[Excerpts from an interface dataset]
%%

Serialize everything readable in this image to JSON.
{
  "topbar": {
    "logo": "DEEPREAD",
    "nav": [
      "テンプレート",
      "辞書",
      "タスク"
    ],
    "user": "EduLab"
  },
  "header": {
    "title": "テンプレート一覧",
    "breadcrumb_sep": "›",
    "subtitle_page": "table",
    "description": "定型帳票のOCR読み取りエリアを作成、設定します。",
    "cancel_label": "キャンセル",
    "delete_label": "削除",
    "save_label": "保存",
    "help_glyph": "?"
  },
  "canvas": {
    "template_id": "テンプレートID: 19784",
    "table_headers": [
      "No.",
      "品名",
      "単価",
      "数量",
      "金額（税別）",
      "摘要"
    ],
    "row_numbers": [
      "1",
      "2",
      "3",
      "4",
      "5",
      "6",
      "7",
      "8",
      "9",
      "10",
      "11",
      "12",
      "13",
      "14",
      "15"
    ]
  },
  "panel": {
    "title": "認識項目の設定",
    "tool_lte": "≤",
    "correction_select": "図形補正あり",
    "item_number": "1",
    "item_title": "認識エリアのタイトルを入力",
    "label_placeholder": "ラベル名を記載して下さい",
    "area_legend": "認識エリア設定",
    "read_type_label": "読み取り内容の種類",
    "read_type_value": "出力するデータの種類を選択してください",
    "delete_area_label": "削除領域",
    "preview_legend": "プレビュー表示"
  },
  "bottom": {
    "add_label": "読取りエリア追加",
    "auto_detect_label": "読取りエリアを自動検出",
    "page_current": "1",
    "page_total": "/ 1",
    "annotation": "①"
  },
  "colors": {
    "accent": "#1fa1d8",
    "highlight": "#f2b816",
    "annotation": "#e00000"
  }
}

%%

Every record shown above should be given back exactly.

Serialize everything readable in this image to JSON.
{
  "topbar": {
    "logo": "DEEPREAD",
    "nav": [
      "テンプレート",
      "辞書",
      "タスク"
    ],
    "user": "EduLab"
  },
  "header": {
    "title": "テンプレート一覧",
    "breadcrumb_sep": "›",
    "subtitle_page": "table",
    "description": "定型帳票のOCR読み取りエリアを作成、設定します。",
    "cancel_label": "キャンセル",
    "delete_label": "削除",
    "save_label": "保存",
    "help_glyph": "?"
  },
  "canvas": {
    "template_id": "テンプレートID: 19784",
    "table_headers": [
      "No.",
      "品名",
      "単価",
      "数量",
      "金額（税別）",
      "摘要"
    ],
    "row_numbers": [
      "1",
      "2",
      "3",
      "4",
      "5",
      "6",
      "7",
      "8",
      "9",
      "10",
      "11",
      "12",
      "13",
      "14",
      "15"
    ]
  },
  "panel": {
    "title": "認識項目の設定",
    "tool_lte": "≤",
    "correction_select": "図形補正あり",
    "item_number": "1",
    "item_title": "認識エリアのタイトルを入力",
    "label_placeholder": "ラベル名を記載して下さい",
    "area_legend": "認識エリア設定",
    "read_type_label": "読み取り内容の種類",
    "read_type_value": "出力するデータの種類を選択してください",
    "delete_area_label": "削除領域",
    "preview_legend": "プレビュー表示"
  },
  "bottom": {
    "add_label": "読取りエリア追加",
    "auto_detect_label": "読取りエリアを自動検出",
    "page_current": "1",
    "page_total": "/ 1",
    "annotation": "①"
  },
  "colors": {
    "accent": "#1fa1d8",
    "highlight": "#f2b816",
    "annotation": "#e00000"
  }
}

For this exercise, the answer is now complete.